While acknowledging a great city need for growth, Wilson saiddevelopment was not happening in the Lakewood Village area becauseit is surrounded by swamp land, hills and hollows and junk yards.He also mentioned a nearby waste water treatment plant and odorsthat come from a treatment lagoon.

Regarding city services, Wilson said Lakewood Village has noneed for them. Water service is provided by the Topisaw Creek WaterAssociation, fire protection by the Hog Chain Volunteer FireDepartment, law enforcement by the sheriff’s department, and BFIprovides excellent garbage pick up service at a reasonablecost.

Wilson said the city benefits through tax collections fromLakewood Village residents’ activity in the city. Therefore, thereare no “fair share” issues to bring forth in an annexation claim,he said.

Wilson said the association intends to pursue annexationopposition through the court hearings before the chancery courtjudge. He also offered a comment on the new city population shouldannexation become a reality.
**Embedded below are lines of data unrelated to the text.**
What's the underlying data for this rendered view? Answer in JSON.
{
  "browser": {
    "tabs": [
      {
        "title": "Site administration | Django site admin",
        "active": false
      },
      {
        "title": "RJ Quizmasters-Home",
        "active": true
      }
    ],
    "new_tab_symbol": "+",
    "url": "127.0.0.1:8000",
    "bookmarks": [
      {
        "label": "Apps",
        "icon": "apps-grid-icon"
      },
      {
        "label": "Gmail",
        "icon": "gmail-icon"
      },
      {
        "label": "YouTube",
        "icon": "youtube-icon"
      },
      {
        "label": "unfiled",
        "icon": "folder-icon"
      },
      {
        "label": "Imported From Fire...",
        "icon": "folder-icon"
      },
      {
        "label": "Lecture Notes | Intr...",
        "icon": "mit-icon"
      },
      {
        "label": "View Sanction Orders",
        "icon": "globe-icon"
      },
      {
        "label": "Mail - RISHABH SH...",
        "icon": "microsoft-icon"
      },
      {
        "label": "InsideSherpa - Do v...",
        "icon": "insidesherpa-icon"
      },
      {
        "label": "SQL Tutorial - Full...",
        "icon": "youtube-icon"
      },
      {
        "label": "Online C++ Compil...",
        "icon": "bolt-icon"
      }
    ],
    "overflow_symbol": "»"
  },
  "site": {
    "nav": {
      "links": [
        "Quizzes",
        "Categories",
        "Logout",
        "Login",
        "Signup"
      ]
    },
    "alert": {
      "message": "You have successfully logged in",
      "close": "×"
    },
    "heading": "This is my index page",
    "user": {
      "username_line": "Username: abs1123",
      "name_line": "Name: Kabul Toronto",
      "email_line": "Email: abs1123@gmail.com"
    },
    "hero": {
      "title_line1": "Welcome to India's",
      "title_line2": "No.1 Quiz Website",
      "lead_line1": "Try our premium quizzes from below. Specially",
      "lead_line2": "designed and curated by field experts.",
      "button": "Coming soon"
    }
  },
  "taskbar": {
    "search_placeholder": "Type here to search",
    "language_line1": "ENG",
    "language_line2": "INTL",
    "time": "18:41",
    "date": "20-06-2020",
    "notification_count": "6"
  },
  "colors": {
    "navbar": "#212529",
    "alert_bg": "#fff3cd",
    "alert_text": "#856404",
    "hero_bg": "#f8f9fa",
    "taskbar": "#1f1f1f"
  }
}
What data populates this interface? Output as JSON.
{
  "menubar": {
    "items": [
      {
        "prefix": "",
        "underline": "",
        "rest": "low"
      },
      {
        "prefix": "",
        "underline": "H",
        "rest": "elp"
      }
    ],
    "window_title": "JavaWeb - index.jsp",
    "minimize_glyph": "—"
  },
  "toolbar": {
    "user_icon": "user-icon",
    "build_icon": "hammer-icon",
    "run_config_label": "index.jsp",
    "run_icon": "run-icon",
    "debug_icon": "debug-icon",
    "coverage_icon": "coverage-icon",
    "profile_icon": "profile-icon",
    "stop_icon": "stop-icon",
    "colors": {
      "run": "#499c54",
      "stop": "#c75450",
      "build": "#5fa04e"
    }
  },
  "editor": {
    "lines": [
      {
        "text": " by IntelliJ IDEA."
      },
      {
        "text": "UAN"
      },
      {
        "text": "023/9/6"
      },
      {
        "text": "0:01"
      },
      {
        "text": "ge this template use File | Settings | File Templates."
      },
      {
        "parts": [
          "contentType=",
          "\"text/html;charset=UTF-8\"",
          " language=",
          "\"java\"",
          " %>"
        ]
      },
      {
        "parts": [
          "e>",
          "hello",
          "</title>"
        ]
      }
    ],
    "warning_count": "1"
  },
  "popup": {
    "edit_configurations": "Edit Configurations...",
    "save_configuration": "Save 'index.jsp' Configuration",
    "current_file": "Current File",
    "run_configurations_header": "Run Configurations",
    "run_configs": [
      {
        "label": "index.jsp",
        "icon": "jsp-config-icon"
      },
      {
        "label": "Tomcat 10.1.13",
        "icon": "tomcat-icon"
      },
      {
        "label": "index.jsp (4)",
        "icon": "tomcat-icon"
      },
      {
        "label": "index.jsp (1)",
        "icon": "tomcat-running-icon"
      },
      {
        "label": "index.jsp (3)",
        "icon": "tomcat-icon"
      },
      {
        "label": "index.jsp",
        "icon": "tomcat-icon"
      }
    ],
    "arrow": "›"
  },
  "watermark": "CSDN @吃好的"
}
“You’re going to have a new public … and they will be able tovote,” Wilson said.

Aldermen did not respond to Wilson’s presentation.

“I’m scared to death,” Mayor Bill Godbold said as Wilson leftthe boardroom last night.

According to preliminary demographic data about the annexation,the expansion would increase the city’s land area from 7.3 squaremiles to 23.9 square miles.

In terms of population, the total would rise from the current9,861 to 13,198. In racial breakdown, the city is currently 47.6percent white and 51.4 black; if annexation is approved, thepercentages would be 48.7 percent white and 50.2 percent black.

In other business during Tuesday’s meeting, engineer Jeff Greenupdated city officials on the First and Second Street storm drainproject and the Whitworth Fire Loop project.

Green said some minor items needed to be address on the stormdrain project, and the fire loop project is nearing completion. Hehoped final inspections on both projects could be done inJanuary.

Regarding the First and Second Street project, aldermen voted torevise the budget by $194,000 to cover some unexpected cityexpenses. Of the total, the city is expected to be reimbursed$106,000 but the city will have to cover $88,000 in engineeringfees.

Several city officials said they were under the impression theproject was 100-percent funded through accumulated federaltransportation money. For the future, they approved a resolutionrequiring up front notification of city costs before a project ispursued.

“We need to know ahead of time,” said Ward 4 Alderman BobMassengill.

Michael Barranco, architect for the Brookhaven High Schoolrenovation and expansion project, updated city officials on adrainage project under way on High School Street.

Barranco said a water retention area will be built to hold waterand allow it to drain slowly following periods of heavy rain. Theretention area is expected to be built where temporary classroomswere used during the renovation and expansion project.

Also Tuesday, Fernald announced that Godbold was chosen toreceive the “Ageless Hero” Award from Blue Cross/Blue Shield. Themayor was chosen from among 400 nominations and recognized becauseof his role in bringing the Mississippi School of the Arts toBrookhaven, Fernald said.

Godbold will be honored during a Jan. 28 reception inHattiesburg, Fernald said.